In addition, they both see government as a positive force rather than an anathema. The disheartening news is that neither is going to be able to get legislation through a Congress in which Republicans control both houses. So the contest between them boils down to a choice between someone less liberal and Machiavellian but deeply schooled in international relations to one who is more liberal and principled but seemingly clueless when it comes to foreign affairs.
Unfortunately, I sense a sort of bandwagon effect going on with Bernie among younger voters who are starting to vilify Hillary in Facebook posts. I witnessed the same sort of vibe with McGovern back in the day, i.e., being for McGovern was cool, and that if you weren’t, you would be banished to Squaresville by your hippie peers.
Immune to Bernie’s charisma, I opt for pragmatism over cult of personality when the bottom line tells me that a Sanders presidency means no meaningful implementation of his agenda. His purview is narrow, almost exclusively domestic, so I don’t trust him as a vigorous analytical surveyor of the incredibly complicated issues of international diplomacy. But most importantly, his chances of actually garnering 270 electoral votes are nil.
Even if he were elected, Bernie Sanders was born before the attack on Pearl Harbor — imagine the equivalent of a Pearl-Harbor cyber attack, some North Korean master sabotage of our collective computer systems.
Whom would you rather see in charge, Bernie or Hillary?
The stakes are Himalayan in this election: No matter what happens in the presidential contest, Republicans will continue to control both houses of Congress, and with a Republican president and a conservative majority on the Supreme Court, no telling what might be in store – gigantic tax cuts for the very richest, the privatization of Medicare, an escalation of everything Bernie Sanders detests.
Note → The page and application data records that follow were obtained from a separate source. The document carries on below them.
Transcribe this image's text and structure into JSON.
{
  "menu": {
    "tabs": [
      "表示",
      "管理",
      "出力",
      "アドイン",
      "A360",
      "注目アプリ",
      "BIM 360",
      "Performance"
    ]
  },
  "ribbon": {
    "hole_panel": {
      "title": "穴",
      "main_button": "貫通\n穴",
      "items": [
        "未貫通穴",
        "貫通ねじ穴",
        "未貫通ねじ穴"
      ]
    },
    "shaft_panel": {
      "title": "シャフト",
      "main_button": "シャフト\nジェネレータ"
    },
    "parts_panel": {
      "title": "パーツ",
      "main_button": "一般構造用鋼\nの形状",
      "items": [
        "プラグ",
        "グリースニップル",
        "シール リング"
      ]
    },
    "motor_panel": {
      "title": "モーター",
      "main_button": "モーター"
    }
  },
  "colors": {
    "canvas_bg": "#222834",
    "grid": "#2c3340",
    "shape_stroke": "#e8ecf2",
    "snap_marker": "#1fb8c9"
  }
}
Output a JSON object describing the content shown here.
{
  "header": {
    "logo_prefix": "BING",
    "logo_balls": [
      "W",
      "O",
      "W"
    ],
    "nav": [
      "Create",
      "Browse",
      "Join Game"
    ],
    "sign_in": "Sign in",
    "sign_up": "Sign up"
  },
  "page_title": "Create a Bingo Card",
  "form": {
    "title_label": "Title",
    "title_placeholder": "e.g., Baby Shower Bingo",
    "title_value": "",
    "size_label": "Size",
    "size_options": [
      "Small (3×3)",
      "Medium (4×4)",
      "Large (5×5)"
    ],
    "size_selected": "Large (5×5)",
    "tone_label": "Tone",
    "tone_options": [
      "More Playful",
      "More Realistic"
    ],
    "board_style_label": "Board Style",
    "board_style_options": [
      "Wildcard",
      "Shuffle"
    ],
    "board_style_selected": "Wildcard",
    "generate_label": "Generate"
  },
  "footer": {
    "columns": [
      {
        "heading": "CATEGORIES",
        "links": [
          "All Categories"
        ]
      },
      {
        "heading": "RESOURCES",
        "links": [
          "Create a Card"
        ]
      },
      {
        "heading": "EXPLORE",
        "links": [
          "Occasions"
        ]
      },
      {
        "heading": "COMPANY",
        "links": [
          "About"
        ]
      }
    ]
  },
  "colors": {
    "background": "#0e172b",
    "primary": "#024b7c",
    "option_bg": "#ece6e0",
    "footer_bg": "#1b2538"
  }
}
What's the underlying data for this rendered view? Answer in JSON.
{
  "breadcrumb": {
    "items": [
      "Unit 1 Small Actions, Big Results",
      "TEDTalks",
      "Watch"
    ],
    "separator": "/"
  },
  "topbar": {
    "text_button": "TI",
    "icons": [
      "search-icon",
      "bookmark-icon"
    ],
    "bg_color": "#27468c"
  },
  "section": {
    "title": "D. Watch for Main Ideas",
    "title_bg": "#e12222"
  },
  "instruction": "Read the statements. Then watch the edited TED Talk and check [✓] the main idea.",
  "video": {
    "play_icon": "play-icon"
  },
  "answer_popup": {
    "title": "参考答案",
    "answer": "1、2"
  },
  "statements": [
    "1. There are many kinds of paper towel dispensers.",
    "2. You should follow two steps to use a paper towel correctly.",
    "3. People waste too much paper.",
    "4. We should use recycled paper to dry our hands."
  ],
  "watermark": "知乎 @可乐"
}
Cast a colder eye, millennials.
 Which, by the way, is 600k more than his Marco Rubio’s. Hmmm.
 Although Sanders promises to break up the “big banks” via executive action, this claim has been met with doubt from both the right and left. Here’s Matthew’s Yglesias’s take.
 Imagine the negative Republican commercials.
 By the way, I nailed the electoral vote counts in a prediction on September 14th before the last election, so I do possess a smidgen of credibility here.
 Though nowadays, the Republican Party has moved so far rightward that “mainstream’ Jeb Bush makes Nixon look like Leon Trotsky in comparison.